# Aim of the exercise
Once you have read the records, write them out again exactly.

─── Task data

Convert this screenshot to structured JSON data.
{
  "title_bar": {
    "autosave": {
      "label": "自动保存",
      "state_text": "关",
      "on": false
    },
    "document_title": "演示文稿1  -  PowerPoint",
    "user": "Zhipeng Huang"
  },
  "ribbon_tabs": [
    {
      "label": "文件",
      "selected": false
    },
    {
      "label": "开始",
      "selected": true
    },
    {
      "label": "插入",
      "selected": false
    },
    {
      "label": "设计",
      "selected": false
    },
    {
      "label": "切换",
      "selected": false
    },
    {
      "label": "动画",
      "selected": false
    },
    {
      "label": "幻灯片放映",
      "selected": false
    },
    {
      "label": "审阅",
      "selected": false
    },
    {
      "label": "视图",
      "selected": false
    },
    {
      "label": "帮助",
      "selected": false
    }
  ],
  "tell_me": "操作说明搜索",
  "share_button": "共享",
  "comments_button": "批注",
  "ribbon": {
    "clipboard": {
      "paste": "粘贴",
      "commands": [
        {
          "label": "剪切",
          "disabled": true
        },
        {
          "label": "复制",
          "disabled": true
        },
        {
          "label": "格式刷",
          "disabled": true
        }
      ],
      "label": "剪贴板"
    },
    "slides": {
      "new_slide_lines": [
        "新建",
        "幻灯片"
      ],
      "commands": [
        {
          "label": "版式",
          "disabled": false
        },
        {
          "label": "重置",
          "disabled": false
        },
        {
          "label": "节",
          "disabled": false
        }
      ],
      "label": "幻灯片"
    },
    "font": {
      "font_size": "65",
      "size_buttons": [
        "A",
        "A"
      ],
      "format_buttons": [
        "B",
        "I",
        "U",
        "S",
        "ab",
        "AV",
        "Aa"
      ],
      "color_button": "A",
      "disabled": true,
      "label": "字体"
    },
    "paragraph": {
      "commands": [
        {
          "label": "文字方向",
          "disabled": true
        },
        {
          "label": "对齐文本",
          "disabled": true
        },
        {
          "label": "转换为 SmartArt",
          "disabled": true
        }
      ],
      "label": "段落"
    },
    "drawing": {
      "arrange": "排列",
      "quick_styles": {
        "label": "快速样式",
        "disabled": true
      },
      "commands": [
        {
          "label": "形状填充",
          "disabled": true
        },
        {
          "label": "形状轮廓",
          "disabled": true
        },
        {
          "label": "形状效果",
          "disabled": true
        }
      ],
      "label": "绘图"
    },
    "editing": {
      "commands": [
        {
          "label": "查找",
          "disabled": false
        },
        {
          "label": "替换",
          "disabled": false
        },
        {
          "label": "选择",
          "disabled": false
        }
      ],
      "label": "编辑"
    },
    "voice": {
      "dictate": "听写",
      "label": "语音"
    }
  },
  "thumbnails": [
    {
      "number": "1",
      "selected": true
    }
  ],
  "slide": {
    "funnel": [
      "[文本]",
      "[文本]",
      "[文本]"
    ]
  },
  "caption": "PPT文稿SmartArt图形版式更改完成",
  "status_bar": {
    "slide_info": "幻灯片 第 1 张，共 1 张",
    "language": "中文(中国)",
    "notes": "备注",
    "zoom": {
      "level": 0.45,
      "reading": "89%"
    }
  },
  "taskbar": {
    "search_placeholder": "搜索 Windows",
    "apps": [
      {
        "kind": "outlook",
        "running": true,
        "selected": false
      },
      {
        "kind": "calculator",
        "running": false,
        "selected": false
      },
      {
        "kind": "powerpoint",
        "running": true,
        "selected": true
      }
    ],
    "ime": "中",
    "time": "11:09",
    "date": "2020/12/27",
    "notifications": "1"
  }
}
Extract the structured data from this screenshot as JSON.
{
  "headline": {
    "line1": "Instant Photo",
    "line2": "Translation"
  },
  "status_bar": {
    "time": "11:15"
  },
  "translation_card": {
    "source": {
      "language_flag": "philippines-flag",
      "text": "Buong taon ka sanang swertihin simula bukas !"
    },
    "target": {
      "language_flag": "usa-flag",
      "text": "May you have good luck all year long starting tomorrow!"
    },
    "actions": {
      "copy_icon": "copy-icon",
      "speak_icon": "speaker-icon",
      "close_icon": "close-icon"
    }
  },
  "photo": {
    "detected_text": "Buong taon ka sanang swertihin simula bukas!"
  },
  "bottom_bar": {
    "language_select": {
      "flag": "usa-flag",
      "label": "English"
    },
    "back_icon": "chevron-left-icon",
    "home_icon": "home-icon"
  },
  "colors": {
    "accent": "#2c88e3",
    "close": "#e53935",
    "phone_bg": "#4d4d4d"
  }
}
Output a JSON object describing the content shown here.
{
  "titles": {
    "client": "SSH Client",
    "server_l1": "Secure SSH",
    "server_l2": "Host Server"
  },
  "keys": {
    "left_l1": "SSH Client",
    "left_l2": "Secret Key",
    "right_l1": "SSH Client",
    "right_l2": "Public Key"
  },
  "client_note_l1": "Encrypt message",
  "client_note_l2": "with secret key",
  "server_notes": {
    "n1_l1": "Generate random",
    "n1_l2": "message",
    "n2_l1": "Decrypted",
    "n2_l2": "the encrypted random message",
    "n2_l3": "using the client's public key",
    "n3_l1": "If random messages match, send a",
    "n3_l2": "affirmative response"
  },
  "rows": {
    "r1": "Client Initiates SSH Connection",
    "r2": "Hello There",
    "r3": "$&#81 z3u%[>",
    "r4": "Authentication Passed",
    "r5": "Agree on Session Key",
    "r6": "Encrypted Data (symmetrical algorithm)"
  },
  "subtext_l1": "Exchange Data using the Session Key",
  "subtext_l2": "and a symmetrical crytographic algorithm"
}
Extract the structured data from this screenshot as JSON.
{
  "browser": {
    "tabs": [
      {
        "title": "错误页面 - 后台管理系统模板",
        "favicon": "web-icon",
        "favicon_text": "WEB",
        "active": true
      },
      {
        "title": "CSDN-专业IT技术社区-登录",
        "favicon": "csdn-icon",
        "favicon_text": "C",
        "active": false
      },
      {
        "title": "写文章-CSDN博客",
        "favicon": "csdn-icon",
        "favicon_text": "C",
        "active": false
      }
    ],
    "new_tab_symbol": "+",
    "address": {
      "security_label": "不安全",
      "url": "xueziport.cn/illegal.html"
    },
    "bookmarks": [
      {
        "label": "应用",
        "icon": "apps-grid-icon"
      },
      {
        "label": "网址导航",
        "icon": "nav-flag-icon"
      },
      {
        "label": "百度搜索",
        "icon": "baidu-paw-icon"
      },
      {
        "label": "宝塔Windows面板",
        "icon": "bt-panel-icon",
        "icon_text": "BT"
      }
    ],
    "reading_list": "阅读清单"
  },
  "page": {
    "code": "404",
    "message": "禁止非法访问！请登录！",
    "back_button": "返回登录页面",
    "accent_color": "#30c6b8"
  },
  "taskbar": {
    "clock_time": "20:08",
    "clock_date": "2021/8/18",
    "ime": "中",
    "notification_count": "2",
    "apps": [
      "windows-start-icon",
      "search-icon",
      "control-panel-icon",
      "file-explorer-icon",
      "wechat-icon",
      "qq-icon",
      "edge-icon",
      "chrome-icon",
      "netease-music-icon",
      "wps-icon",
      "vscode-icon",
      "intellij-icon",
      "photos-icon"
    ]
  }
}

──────

# Worked solution
Convert this screenshot to structured JSON data.
{
  "title_bar": {
    "autosave": {
      "label": "自动保存",
      "state_text": "关",
      "on": false
    },
    "document_title": "演示文稿1  -  PowerPoint",
    "user": "Zhipeng Huang"
  },
  "ribbon_tabs": [
    {
      "label": "文件",
      "selected": false
    },
    {
      "label": "开始",
      "selected": true
    },
    {
      "label": "插入",
      "selected": false
    },
    {
      "label": "设计",
      "selected": false
    },
    {
      "label": "切换",
      "selected": false
    },
    {
      "label": "动画",
      "selected": false
    },
    {
      "label": "幻灯片放映",
      "selected": false
    },
    {
      "label": "审阅",
      "selected": false
    },
    {
      "label": "视图",
      "selected": false
    },
    {
      "label": "帮助",
      "selected": false
    }
  ],
  "tell_me": "操作说明搜索",
  "share_button": "共享",
  "comments_button": "批注",
  "ribbon": {
    "clipboard": {
      "paste": "粘贴",
      "commands": [
        {
          "label": "剪切",
          "disabled": true
        },
        {
          "label": "复制",
          "disabled": true
        },
        {
          "label": "格式刷",
          "disabled": true
        }
      ],
      "label": "剪贴板"
    },
    "slides": {
      "new_slide_lines": [
        "新建",
        "幻灯片"
      ],
      "commands": [
        {
          "label": "版式",
          "disabled": false
        },
        {
          "label": "重置",
          "disabled": false
        },
        {
          "label": "节",
          "disabled": false
        }
      ],
      "label": "幻灯片"
    },
    "font": {
      "font_size": "65",
      "size_buttons": [
        "A",
        "A"
      ],
      "format_buttons": [
        "B",
        "I",
        "U",
        "S",
        "ab",
        "AV",
        "Aa"
      ],
      "color_button": "A",
      "disabled": true,
      "label": "字体"
    },
    "paragraph": {
      "commands": [
        {
          "label": "文字方向",
          "disabled": true
        },
        {
          "label": "对齐文本",
          "disabled": true
        },
        {
          "label": "转换为 SmartArt",
          "disabled": true
        }
      ],
      "label": "段落"
    },
    "drawing": {
      "arrange": "排列",
      "quick_styles": {
        "label": "快速样式",
        "disabled": true
      },
      "commands": [
        {
          "label": "形状填充",
          "disabled": true
        },
        {
          "label": "形状轮廓",
          "disabled": true
        },
        {
          "label": "形状效果",
          "disabled": true
        }
      ],
      "label": "绘图"
    },
    "editing": {
      "commands": [
        {
          "label": "查找",
          "disabled": false
        },
        {
          "label": "替换",
          "disabled": false
        },
        {
          "label": "选择",
          "disabled": false
        }
      ],
      "label": "编辑"
    },
    "voice": {
      "dictate": "听写",
      "label": "语音"
    }
  },
  "thumbnails": [
    {
      "number": "1",
      "selected": true
    }
  ],
  "slide": {
    "funnel": [
      "[文本]",
      "[文本]",
      "[文本]"
    ]
  },
  "caption": "PPT文稿SmartArt图形版式更改完成",
  "status_bar": {
    "slide_info": "幻灯片 第 1 张，共 1 张",
    "language": "中文(中国)",
    "notes": "备注",
    "zoom": {
      "level": 0.45,
      "reading": "89%"
    }
  },
  "taskbar": {
    "search_placeholder": "搜索 Windows",
    "apps": [
      {
        "kind": "outlook",
        "running": true,
        "selected": false
      },
      {
        "kind": "calculator",
        "running": false,
        "selected": false
      },
      {
        "kind": "powerpoint",
        "running": true,
        "selected": true
      }
    ],
    "ime": "中",
    "time": "11:09",
    "date": "2020/12/27",
    "notifications": "1"
  }
}
Extract the structured data from this screenshot as JSON.
{
  "headline": {
    "line1": "Instant Photo",
    "line2": "Translation"
  },
  "status_bar": {
    "time": "11:15"
  },
  "translation_card": {
    "source": {
      "language_flag": "philippines-flag",
      "text": "Buong taon ka sanang swertihin simula bukas !"
    },
    "target": {
      "language_flag": "usa-flag",
      "text": "May you have good luck all year long starting tomorrow!"
    },
    "actions": {
      "copy_icon": "copy-icon",
      "speak_icon": "speaker-icon",
      "close_icon": "close-icon"
    }
  },
  "photo": {
    "detected_text": "Buong taon ka sanang swertihin simula bukas!"
  },
  "bottom_bar": {
    "language_select": {
      "flag": "usa-flag",
      "label": "English"
    },
    "back_icon": "chevron-left-icon",
    "home_icon": "home-icon"
  },
  "colors": {
    "accent": "#2c88e3",
    "close": "#e53935",
    "phone_bg": "#4d4d4d"
  }
}
Output a JSON object describing the content shown here.
{
  "titles": {
    "client": "SSH Client",
    "server_l1": "Secure SSH",
    "server_l2": "Host Server"
  },
  "keys": {
    "left_l1": "SSH Client",
    "left_l2": "Secret Key",
    "right_l1": "SSH Client",
    "right_l2": "Public Key"
  },
  "client_note_l1": "Encrypt message",
  "client_note_l2": "with secret key",
  "server_notes": {
    "n1_l1": "Generate random",
    "n1_l2": "message",
    "n2_l1": "Decrypted",
    "n2_l2": "the encrypted random message",
    "n2_l3": "using the client's public key",
    "n3_l1": "If random messages match, send a",
    "n3_l2": "affirmative response"
  },
  "rows": {
    "r1": "Client Initiates SSH Connection",
    "r2": "Hello There",
    "r3": "$&#81 z3u%[>",
    "r4": "Authentication Passed",
    "r5": "Agree on Session Key",
    "r6": "Encrypted Data (symmetrical algorithm)"
  },
  "subtext_l1": "Exchange Data using the Session Key",
  "subtext_l2": "and a symmetrical crytographic algorithm"
}
Extract the structured data from this screenshot as JSON.
{
  "browser": {
    "tabs": [
      {
        "title": "错误页面 - 后台管理系统模板",
        "favicon": "web-icon",
        "favicon_text": "WEB",
        "active": true
      },
      {
        "title": "CSDN-专业IT技术社区-登录",
        "favicon": "csdn-icon",
        "favicon_text": "C",
        "active": false
      },
      {
        "title": "写文章-CSDN博客",
        "favicon": "csdn-icon",
        "favicon_text": "C",
        "active": false
      }
    ],
    "new_tab_symbol": "+",
    "address": {
      "security_label": "不安全",
      "url": "xueziport.cn/illegal.html"
    },
    "bookmarks": [
      {
        "label": "应用",
        "icon": "apps-grid-icon"
      },
      {
        "label": "网址导航",
        "icon": "nav-flag-icon"
      },
      {
        "label": "百度搜索",
        "icon": "baidu-paw-icon"
      },
      {
        "label": "宝塔Windows面板",
        "icon": "bt-panel-icon",
        "icon_text": "BT"
      }
    ],
    "reading_list": "阅读清单"
  },
  "page": {
    "code": "404",
    "message": "禁止非法访问！请登录！",
    "back_button": "返回登录页面",
    "accent_color": "#30c6b8"
  },
  "taskbar": {
    "clock_time": "20:08",
    "clock_date": "2021/8/18",
    "ime": "中",
    "notification_count": "2",
    "apps": [
      "windows-start-icon",
      "search-icon",
      "control-panel-icon",
      "file-explorer-icon",
      "wechat-icon",
      "qq-icon",
      "edge-icon",
      "chrome-icon",
      "netease-music-icon",
      "wps-icon",
      "vscode-icon",
      "intellij-icon",
      "photos-icon"
    ]
  }
}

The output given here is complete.